(Collection entries)
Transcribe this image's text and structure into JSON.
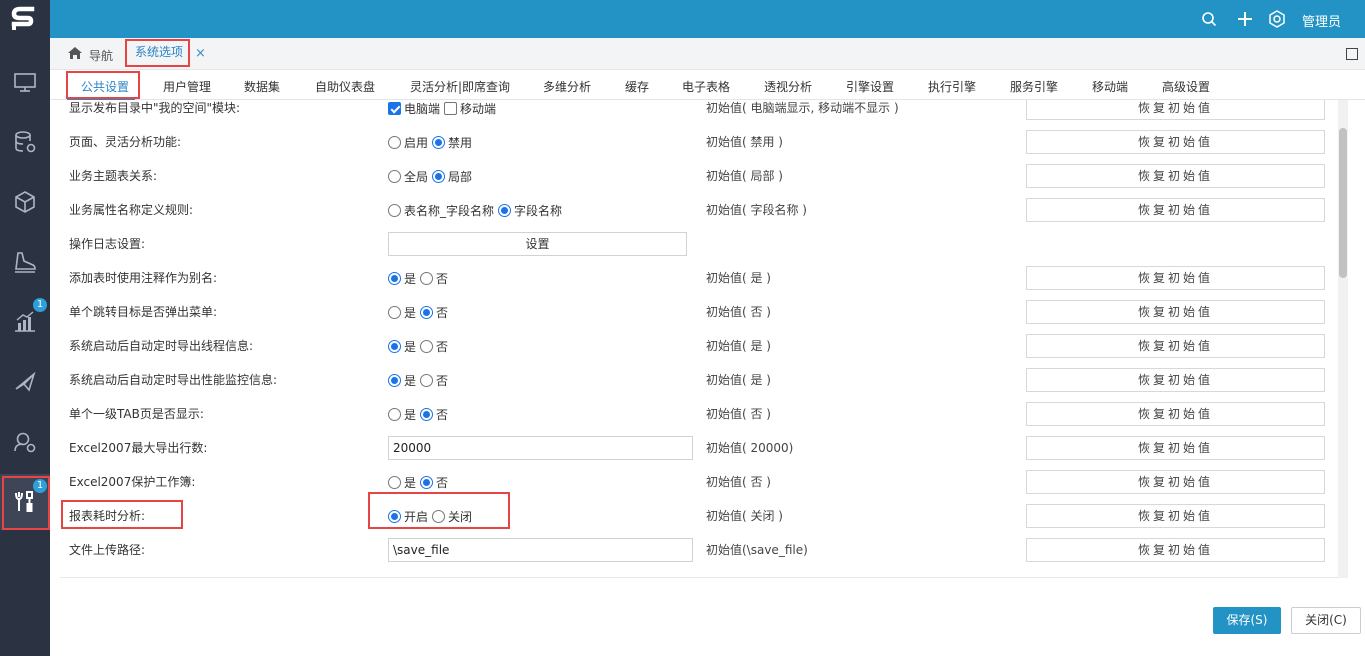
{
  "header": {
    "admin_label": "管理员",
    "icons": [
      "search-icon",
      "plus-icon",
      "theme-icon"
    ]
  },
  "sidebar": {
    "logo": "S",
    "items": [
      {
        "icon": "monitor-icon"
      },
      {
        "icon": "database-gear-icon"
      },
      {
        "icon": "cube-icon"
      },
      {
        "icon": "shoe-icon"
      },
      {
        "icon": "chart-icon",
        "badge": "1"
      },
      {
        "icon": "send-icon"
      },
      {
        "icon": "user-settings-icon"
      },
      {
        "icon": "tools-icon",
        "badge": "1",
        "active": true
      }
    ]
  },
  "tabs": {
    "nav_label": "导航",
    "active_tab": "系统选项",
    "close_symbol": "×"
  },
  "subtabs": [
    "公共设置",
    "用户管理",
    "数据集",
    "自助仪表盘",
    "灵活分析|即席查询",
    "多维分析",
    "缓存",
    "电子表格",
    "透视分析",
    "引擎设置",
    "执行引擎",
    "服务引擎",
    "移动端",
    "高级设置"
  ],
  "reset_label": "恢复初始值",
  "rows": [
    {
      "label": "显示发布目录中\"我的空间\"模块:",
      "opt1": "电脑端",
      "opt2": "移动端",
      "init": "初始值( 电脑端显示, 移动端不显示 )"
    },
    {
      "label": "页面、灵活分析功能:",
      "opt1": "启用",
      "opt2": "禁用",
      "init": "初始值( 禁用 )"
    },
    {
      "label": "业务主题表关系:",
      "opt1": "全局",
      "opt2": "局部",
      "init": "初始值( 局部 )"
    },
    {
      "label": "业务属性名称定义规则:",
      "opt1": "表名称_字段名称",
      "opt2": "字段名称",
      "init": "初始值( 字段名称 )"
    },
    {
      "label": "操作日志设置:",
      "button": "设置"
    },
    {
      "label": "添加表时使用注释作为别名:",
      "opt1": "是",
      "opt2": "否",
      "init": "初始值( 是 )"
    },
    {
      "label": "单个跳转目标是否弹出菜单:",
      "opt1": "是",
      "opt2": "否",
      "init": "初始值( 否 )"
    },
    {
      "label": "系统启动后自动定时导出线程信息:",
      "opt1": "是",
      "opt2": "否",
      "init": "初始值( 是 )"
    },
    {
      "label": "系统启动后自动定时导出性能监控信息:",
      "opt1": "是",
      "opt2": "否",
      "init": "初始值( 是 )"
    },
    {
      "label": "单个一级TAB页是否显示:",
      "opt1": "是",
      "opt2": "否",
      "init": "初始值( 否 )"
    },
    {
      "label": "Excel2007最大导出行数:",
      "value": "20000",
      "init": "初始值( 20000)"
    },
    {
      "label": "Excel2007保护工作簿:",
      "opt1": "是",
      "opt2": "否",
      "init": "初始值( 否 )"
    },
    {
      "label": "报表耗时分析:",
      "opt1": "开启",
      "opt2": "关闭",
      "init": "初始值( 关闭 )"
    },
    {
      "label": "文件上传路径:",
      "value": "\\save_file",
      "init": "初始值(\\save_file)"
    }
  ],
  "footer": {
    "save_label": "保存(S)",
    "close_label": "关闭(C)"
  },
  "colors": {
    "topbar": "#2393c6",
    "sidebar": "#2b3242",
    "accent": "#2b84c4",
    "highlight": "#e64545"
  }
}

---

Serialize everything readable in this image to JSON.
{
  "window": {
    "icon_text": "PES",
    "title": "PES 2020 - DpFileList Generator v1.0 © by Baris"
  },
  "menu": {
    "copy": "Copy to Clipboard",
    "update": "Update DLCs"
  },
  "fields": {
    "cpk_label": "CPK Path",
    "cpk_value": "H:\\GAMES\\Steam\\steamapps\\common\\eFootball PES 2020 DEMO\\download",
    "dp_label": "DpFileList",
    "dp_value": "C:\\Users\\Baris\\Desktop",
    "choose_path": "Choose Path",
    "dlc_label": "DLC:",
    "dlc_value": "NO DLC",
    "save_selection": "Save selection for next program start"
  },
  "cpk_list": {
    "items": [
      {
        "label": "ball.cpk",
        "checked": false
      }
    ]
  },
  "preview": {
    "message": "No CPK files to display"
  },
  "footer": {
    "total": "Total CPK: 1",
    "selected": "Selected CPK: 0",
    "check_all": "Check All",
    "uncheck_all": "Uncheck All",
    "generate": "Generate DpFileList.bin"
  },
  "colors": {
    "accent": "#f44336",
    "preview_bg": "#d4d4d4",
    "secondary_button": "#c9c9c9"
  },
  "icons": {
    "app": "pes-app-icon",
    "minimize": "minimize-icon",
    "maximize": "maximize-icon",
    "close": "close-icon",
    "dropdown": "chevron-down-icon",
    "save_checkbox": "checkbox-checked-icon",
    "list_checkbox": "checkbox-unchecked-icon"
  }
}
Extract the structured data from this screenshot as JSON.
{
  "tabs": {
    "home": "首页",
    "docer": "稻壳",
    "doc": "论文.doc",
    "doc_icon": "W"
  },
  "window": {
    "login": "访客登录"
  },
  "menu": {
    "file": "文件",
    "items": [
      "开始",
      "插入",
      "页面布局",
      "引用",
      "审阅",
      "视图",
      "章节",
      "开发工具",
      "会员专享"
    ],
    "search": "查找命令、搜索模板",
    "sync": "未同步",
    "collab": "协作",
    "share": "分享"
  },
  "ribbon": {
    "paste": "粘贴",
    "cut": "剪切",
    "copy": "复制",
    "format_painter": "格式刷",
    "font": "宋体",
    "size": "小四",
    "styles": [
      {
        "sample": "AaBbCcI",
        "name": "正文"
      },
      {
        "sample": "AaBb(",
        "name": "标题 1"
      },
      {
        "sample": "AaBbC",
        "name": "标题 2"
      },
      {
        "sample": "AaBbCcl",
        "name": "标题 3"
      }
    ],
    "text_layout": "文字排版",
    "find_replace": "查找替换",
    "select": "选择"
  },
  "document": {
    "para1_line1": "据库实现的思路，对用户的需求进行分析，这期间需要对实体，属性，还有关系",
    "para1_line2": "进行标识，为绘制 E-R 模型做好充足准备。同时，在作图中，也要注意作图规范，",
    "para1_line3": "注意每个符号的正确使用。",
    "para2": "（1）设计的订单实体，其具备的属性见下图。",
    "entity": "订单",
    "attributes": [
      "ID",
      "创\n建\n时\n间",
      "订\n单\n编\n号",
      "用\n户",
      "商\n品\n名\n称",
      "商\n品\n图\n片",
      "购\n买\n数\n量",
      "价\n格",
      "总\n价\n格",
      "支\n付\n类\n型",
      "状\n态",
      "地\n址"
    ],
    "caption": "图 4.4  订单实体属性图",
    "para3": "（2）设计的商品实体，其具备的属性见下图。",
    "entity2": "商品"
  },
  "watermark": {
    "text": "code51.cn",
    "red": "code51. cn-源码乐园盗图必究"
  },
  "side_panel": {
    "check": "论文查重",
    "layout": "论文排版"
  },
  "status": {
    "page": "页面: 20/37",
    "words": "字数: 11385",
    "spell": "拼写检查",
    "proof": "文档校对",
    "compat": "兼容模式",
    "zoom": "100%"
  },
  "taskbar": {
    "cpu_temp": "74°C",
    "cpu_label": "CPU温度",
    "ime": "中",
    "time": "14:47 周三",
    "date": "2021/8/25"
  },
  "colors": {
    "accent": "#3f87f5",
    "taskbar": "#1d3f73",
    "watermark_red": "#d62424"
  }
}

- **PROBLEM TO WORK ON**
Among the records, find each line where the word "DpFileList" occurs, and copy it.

- **FINISHED EXERCISE**
    "title": "PES 2020 - DpFileList Generator v1.0 © by Baris"
    "dp_label": "DpFileList",
    "generate": "Generate DpFileList.bin"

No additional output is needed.